“Generally, such investors are wrong on both counts,” Baker said.
In reality, the other people in the crowd are putting the same blind faith in everyone else, with just as little to back it up.
2. We can’t know its real value … or much else
Trying to understand a digital asset’s fundamental valuation is “very tricky,” said Bruce Mizrach, an economics professor at Rutgers School of Arts and Sciences.
With most stocks, he said, you can at least get a price-to-earnings ratio, which tells you what investors are willing to pay for a company for every dollar of its earnings. That figure can help you determine if a company is over- or undervalued.
You’re more in the dark with bitcoin.
“The rise in the cryptocurrencies is reminiscent of the early stages of the internet bubble, with investors trying to evaluate stocks without earnings,” Mizrach said.
Most investors can explain what a bubble is: It’s what happens when a good’s price far exceeds its real value. And many of those considering buying bitcoin probably suspect that it’s largely speculation and hype that’s driven the price so high.
But people buy assets even when they know they’re overvalued, “because they expect prices to go even higher,” Mizrach said.
And, he said, “they all believe that they can exit before the bubble crashes.”
Just remember: That’s what everyone else is thinking.
“By the time most individual investors get into a rising investment, it’s often too late,” Baker said.
All that being said, investors would be mistaken to ignore the rise of cryptocurrencies, explained Douglas Boneparth, certified financial planner and president of Bone Fide Wealth in New York.
“It’s definitely a bad idea to stick your head in the sand and assume this is nothing,” Boneparth said. “The reality here is you’re watching an entire decentralized financial system being built before your eyes.”
He recommends people educate themselves as much as possible on the technology, and then they can determine if they should be invested in digital currencies and if so, how much.
For many, the standard advice from financial experts is not to put more than 1% to 5% of your money into the assets will hold true. Meanwhile, others may find their conviction in the innovation and tolerance for risk allows for more.
Have you recently bought bitcoin for the first time?

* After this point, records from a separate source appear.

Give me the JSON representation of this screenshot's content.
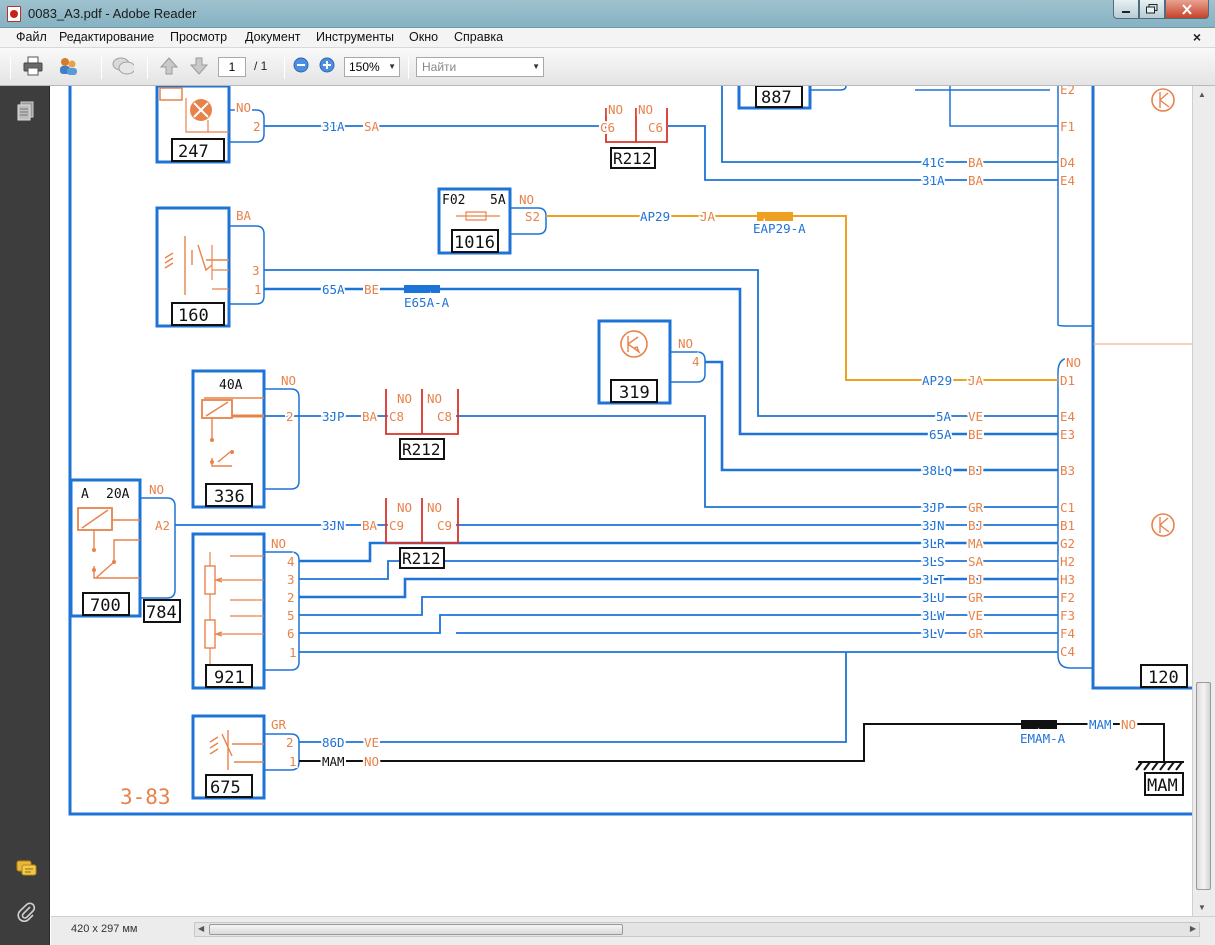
{
  "window": {
    "title": "0083_A3.pdf - Adobe Reader"
  },
  "menu": {
    "items": [
      "Файл",
      "Редактирование",
      "Просмотр",
      "Документ",
      "Инструменты",
      "Окно",
      "Справка"
    ],
    "close_glyph": "×"
  },
  "toolbar": {
    "page_current": "1",
    "page_total": "/ 1",
    "zoom": "150%",
    "search_placeholder": "Найти"
  },
  "status": {
    "page_size": "420 x 297 мм"
  },
  "colors": {
    "blue": "#1e73d6",
    "orange": "#e8824a",
    "wire_orange": "#f0a020",
    "black": "#111111"
  },
  "diagram": {
    "sheet_ref": "3-83",
    "components": [
      {
        "id": "247",
        "label": "247"
      },
      {
        "id": "160",
        "label": "160"
      },
      {
        "id": "1016",
        "label": "1016",
        "fuse": "F02",
        "rating": "5A"
      },
      {
        "id": "319",
        "label": "319"
      },
      {
        "id": "336",
        "label": "336",
        "rating": "40A"
      },
      {
        "id": "700",
        "label": "700",
        "top_left": "A",
        "rating": "20A"
      },
      {
        "id": "784",
        "label": "784"
      },
      {
        "id": "921",
        "label": "921"
      },
      {
        "id": "675",
        "label": "675"
      },
      {
        "id": "887",
        "label": "887"
      },
      {
        "id": "120",
        "label": "120"
      },
      {
        "id": "MAM",
        "label": "MAM"
      }
    ],
    "connectors": [
      {
        "id": "R212-C6",
        "label": "R212",
        "pins": [
          "C6",
          "C6"
        ],
        "colors": [
          "NO",
          "NO"
        ]
      },
      {
        "id": "R212-C8",
        "label": "R212",
        "pins": [
          "C8",
          "C8"
        ],
        "colors": [
          "NO",
          "NO"
        ]
      },
      {
        "id": "R212-C9",
        "label": "R212",
        "pins": [
          "C9",
          "C9"
        ],
        "colors": [
          "NO",
          "NO"
        ]
      }
    ],
    "wires": [
      {
        "code": "31A",
        "color": "SA",
        "to": "E4"
      },
      {
        "code": "41C",
        "color": "BA",
        "to": "D4"
      },
      {
        "code": "31A",
        "color": "BA",
        "to": "E4"
      },
      {
        "code": "AP29",
        "color": "JA",
        "splice": "EAP29-A"
      },
      {
        "code": "65A",
        "color": "BE",
        "splice": "E65A-A"
      },
      {
        "code": "AP29",
        "color": "JA",
        "to": "D1"
      },
      {
        "code": "5A",
        "color": "VE",
        "to": "E4"
      },
      {
        "code": "65A",
        "color": "BE",
        "to": "E3"
      },
      {
        "code": "38LQ",
        "color": "BJ",
        "to": "B3"
      },
      {
        "code": "3JP",
        "color": "GR",
        "to": "C1"
      },
      {
        "code": "3JN",
        "color": "BJ",
        "to": "B1"
      },
      {
        "code": "3LR",
        "color": "MA",
        "to": "G2"
      },
      {
        "code": "3LS",
        "color": "SA",
        "to": "H2"
      },
      {
        "code": "3LT",
        "color": "BJ",
        "to": "H3"
      },
      {
        "code": "3LU",
        "color": "GR",
        "to": "F2"
      },
      {
        "code": "3LW",
        "color": "VE",
        "to": "F3"
      },
      {
        "code": "3LV",
        "color": "GR",
        "to": "F4"
      },
      {
        "code": "86D",
        "color": "VE"
      },
      {
        "code": "MAM",
        "color": "NO"
      },
      {
        "code": "MAM",
        "color": "NO",
        "splice": "EMAM-A"
      }
    ],
    "pin_labels": {
      "ecu_pins": [
        "E2",
        "F1",
        "D4",
        "E4",
        "D1",
        "E4",
        "E3",
        "B3",
        "C1",
        "B1",
        "G2",
        "H2",
        "H3",
        "F2",
        "F3",
        "F4",
        "C4"
      ],
      "wire_colors_misc": [
        "NO",
        "BA",
        "GR",
        "NO",
        "NO",
        "NO",
        "NO",
        "NO"
      ],
      "pin_numbers": [
        "2",
        "3",
        "1",
        "2",
        "A2",
        "4",
        "4",
        "3",
        "2",
        "5",
        "6",
        "1",
        "2",
        "1",
        "S2"
      ],
      "small_codes": [
        "3JP",
        "BA",
        "3JN",
        "BA"
      ]
    }
  }
}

If you’d be willing to share your experience getting into cryptocurrencies for an upcoming story, please email me at email@example.com